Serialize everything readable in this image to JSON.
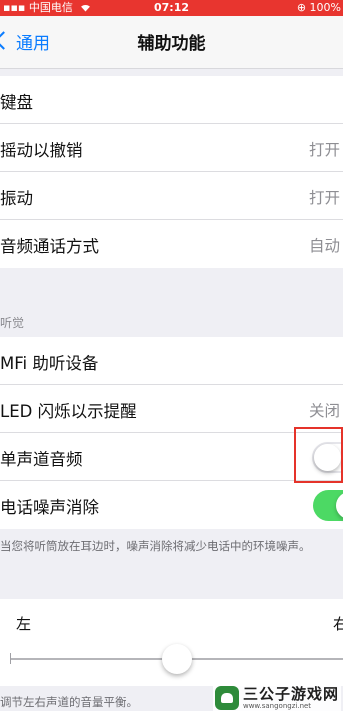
{
  "status_bar": {
    "carrier": "中国电信",
    "time": "07:12",
    "battery": "100%"
  },
  "nav": {
    "back_label": "通用",
    "title": "辅助功能"
  },
  "interaction_group": [
    {
      "label": "键盘",
      "value": ""
    },
    {
      "label": "摇动以撤销",
      "value": "打开"
    },
    {
      "label": "振动",
      "value": "打开"
    },
    {
      "label": "音频通话方式",
      "value": "自动"
    }
  ],
  "hearing": {
    "header": "听觉",
    "items": [
      {
        "label": "MFi 助听设备",
        "value": ""
      },
      {
        "label": "LED 闪烁以示提醒",
        "value": "关闭"
      },
      {
        "label": "单声道音频",
        "value": "",
        "toggle": false
      },
      {
        "label": "电话噪声消除",
        "value": "",
        "toggle": true
      }
    ],
    "footnote": "当您将听筒放在耳边时，噪声消除将减少电话中的环境噪声。"
  },
  "balance": {
    "left_label": "左",
    "right_label": "右",
    "position": 0.5,
    "note": "调节左右声道的音量平衡。"
  },
  "watermark": {
    "name": "三公子游戏网",
    "url": "www.sangongzi.net"
  },
  "colors": {
    "status_bar": "#e8352f",
    "accent": "#0a7cff",
    "toggle_on": "#4cd964",
    "highlight": "#e5332a"
  }
}
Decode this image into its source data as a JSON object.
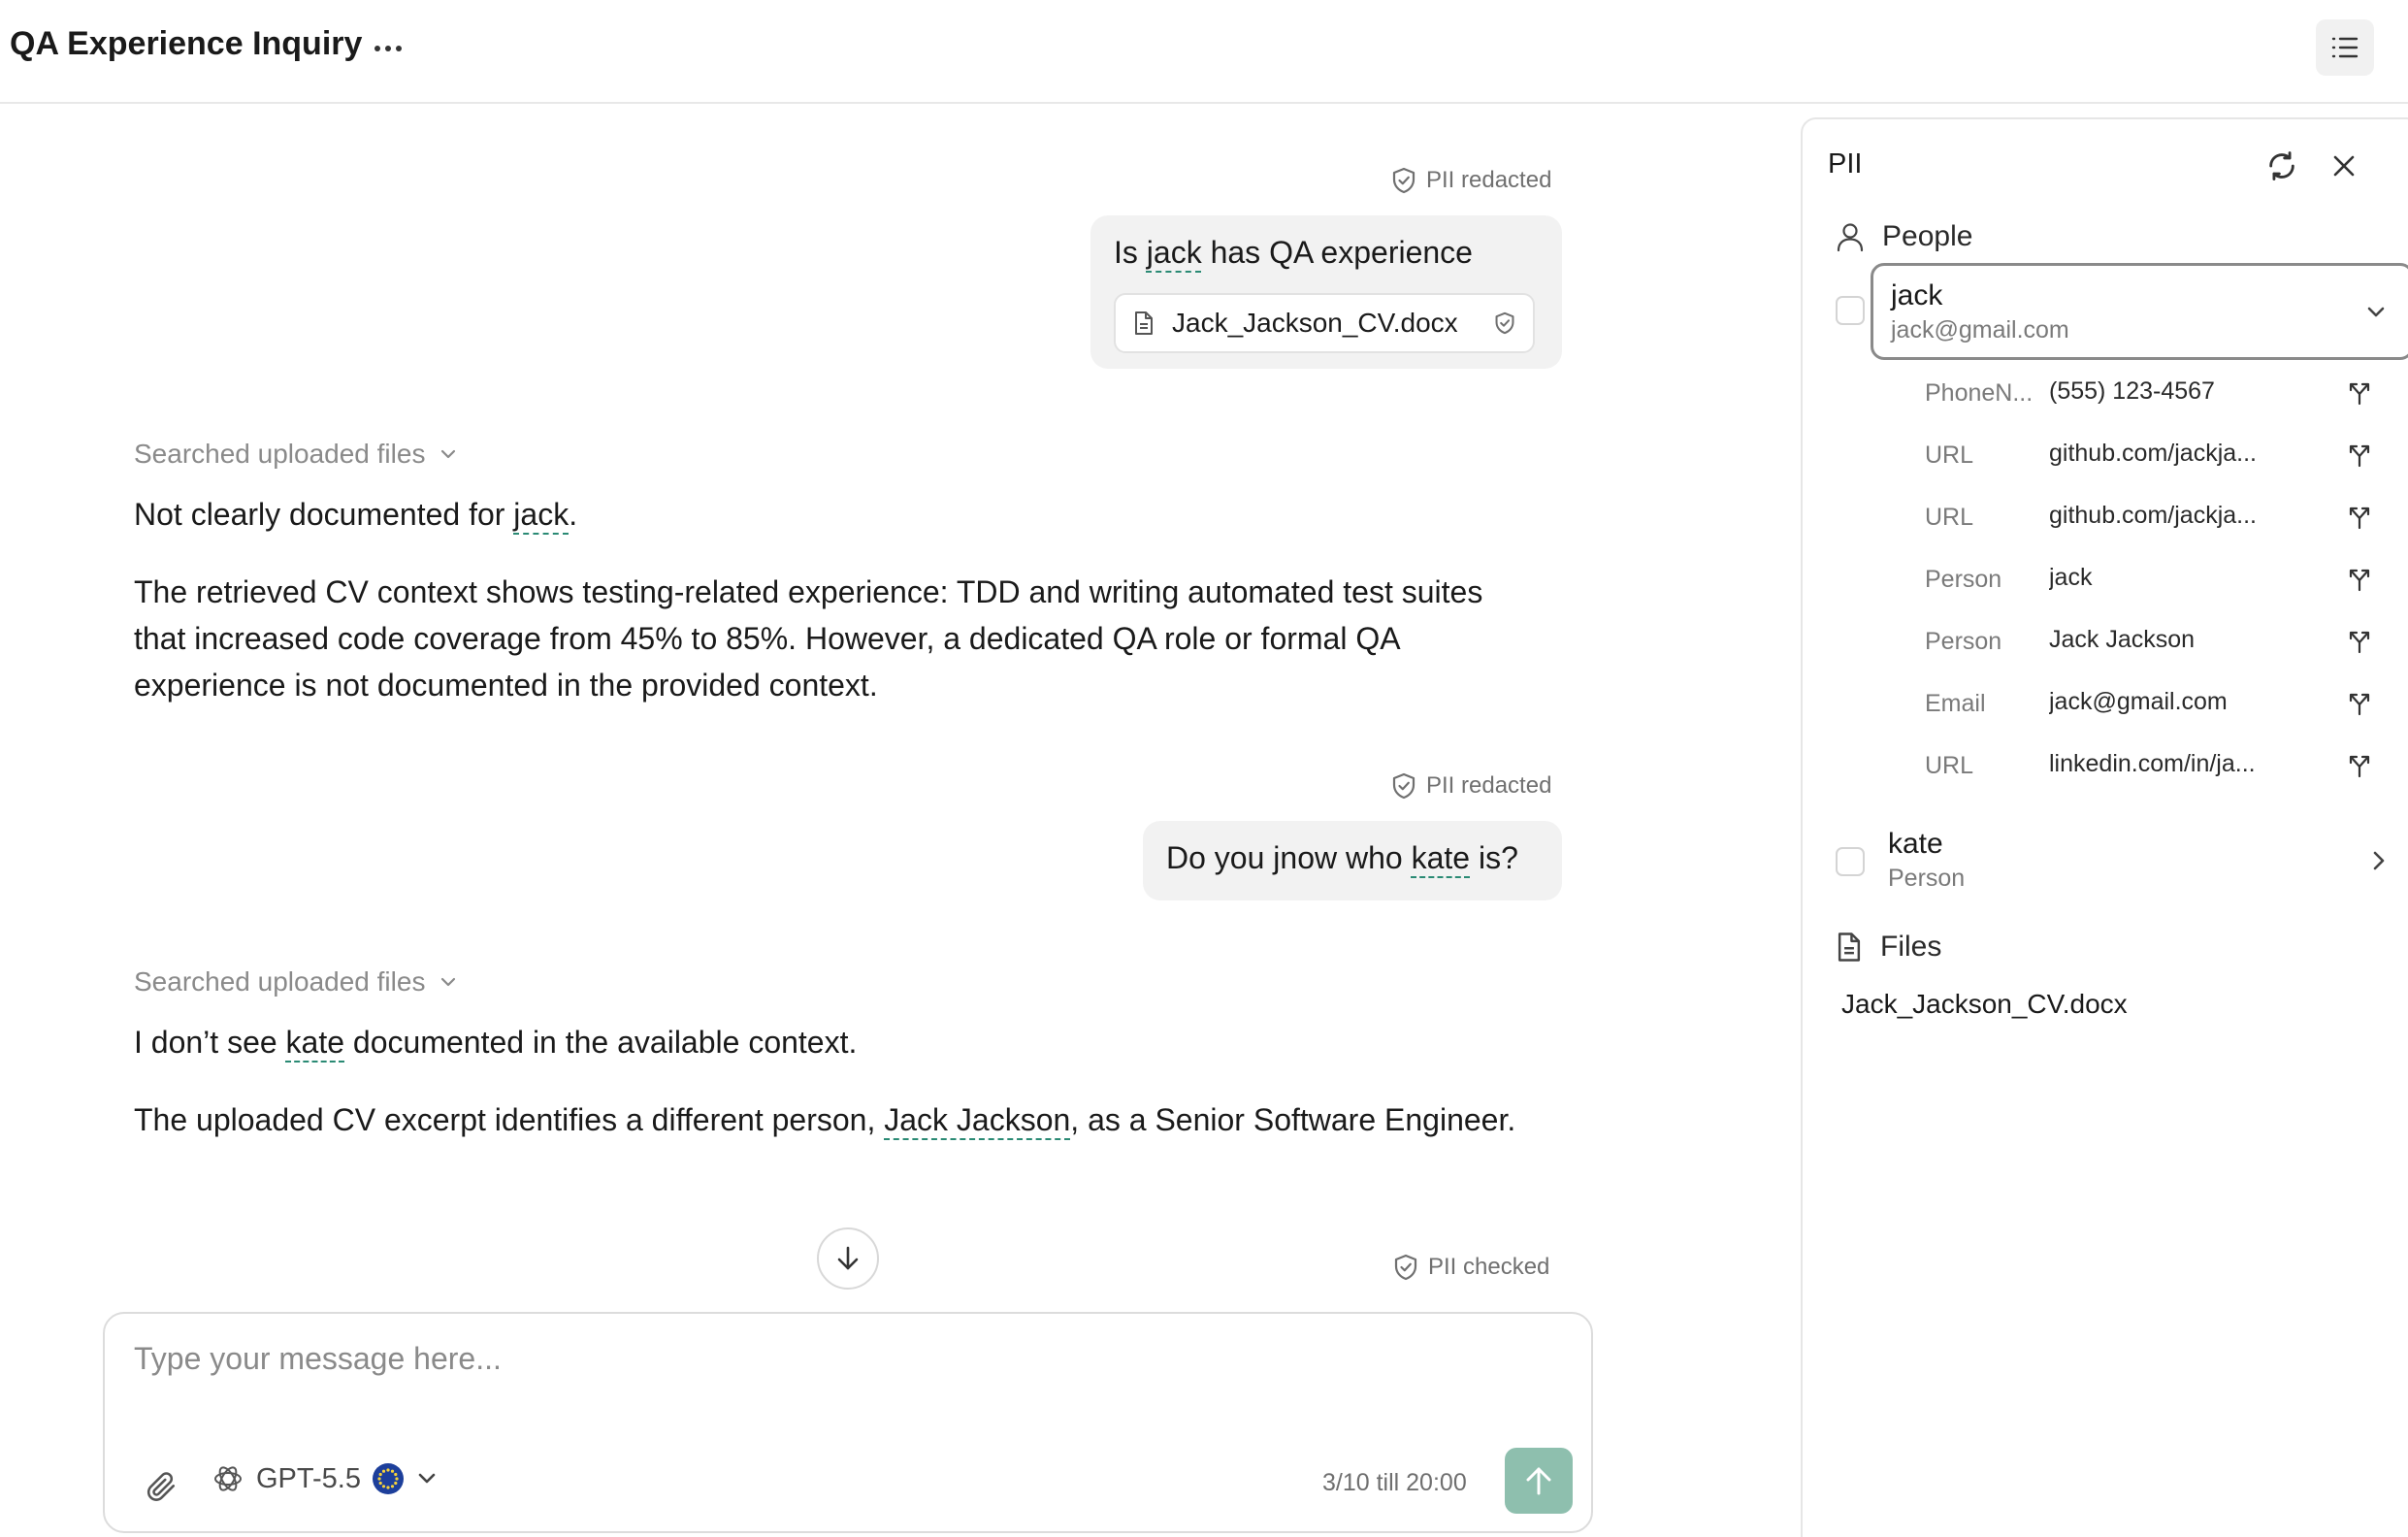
{
  "header": {
    "title": "QA Experience Inquiry"
  },
  "messages": {
    "m1": {
      "pii": "PII redacted",
      "before": "Is ",
      "entity": "jack",
      "after": " has QA experience",
      "file": "Jack_Jackson_CV.docx"
    },
    "a1": {
      "searched": "Searched uploaded files",
      "p1_before": "Not clearly documented for ",
      "p1_entity": "jack",
      "p1_after": ".",
      "p2": "The retrieved CV context shows testing-related experience: TDD and writing automated test suites that increased code coverage from 45% to 85%. However, a dedicated QA role or formal QA experience is not documented in the provided context."
    },
    "m2": {
      "pii": "PII redacted",
      "before": "Do you jnow who ",
      "entity": "kate",
      "after": " is?"
    },
    "a2": {
      "searched": "Searched uploaded files",
      "p1_before": "I don’t see ",
      "p1_entity": "kate",
      "p1_after": " documented in the available context.",
      "p2_before": "The uploaded CV excerpt identifies a different person, ",
      "p2_entity": "Jack Jackson",
      "p2_after": ", as a Senior Software Engineer."
    },
    "m3": {
      "pii": "PII checked"
    }
  },
  "composer": {
    "placeholder": "Type your message here...",
    "model": "GPT-5.5",
    "quota": "3/10 till 20:00"
  },
  "panel": {
    "title": "PII",
    "people_heading": "People",
    "files_heading": "Files",
    "jack": {
      "name": "jack",
      "email": "jack@gmail.com",
      "entities": [
        {
          "type": "PhoneN...",
          "value": "(555) 123-4567"
        },
        {
          "type": "URL",
          "value": "github.com/jackja..."
        },
        {
          "type": "URL",
          "value": "github.com/jackja..."
        },
        {
          "type": "Person",
          "value": "jack"
        },
        {
          "type": "Person",
          "value": "Jack Jackson"
        },
        {
          "type": "Email",
          "value": "jack@gmail.com"
        },
        {
          "type": "URL",
          "value": "linkedin.com/in/ja..."
        }
      ]
    },
    "kate": {
      "name": "kate",
      "type": "Person"
    },
    "files": [
      "Jack_Jackson_CV.docx"
    ]
  },
  "colors": {
    "accent": "#2a8a74",
    "send_button": "#8ebfae",
    "bubble": "#f2f2f2"
  }
}
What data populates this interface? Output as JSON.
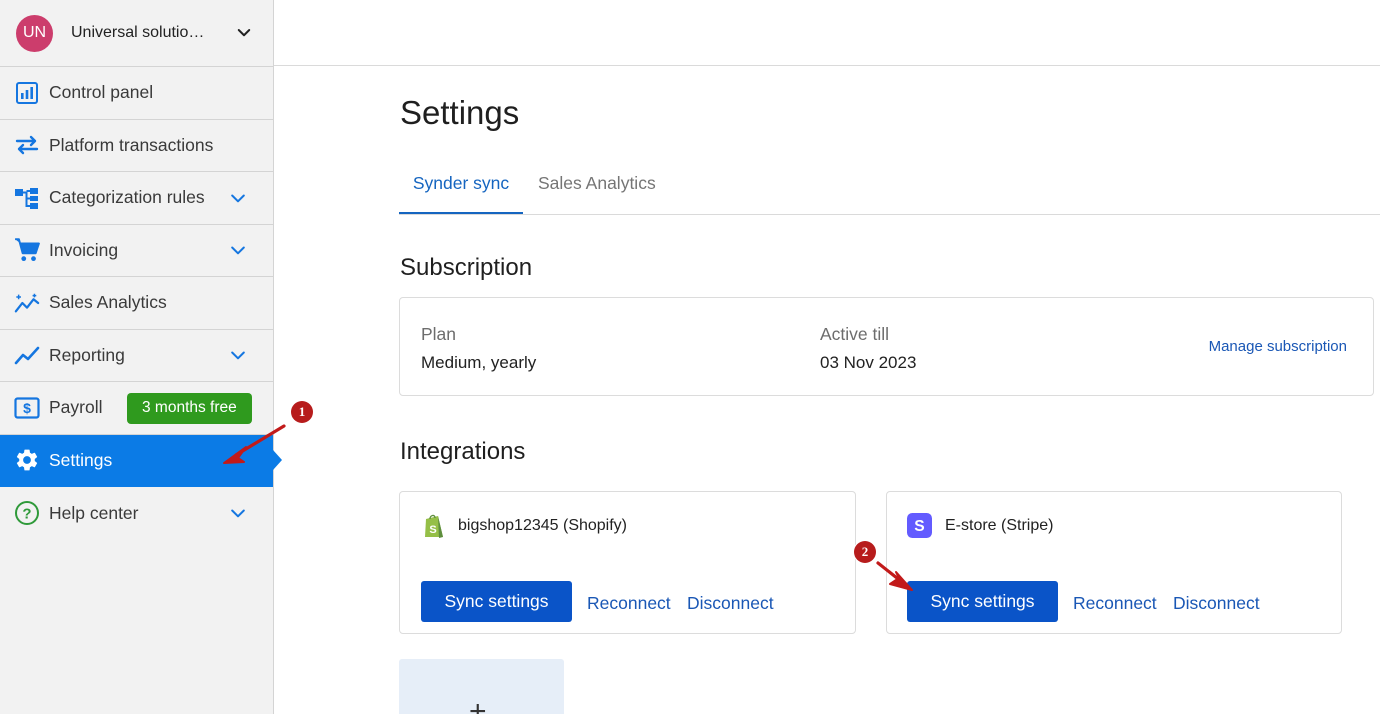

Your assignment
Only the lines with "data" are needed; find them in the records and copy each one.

Expected answer
Decode this image into its source data as a JSON object.
What data populates this interface? Output as JSON.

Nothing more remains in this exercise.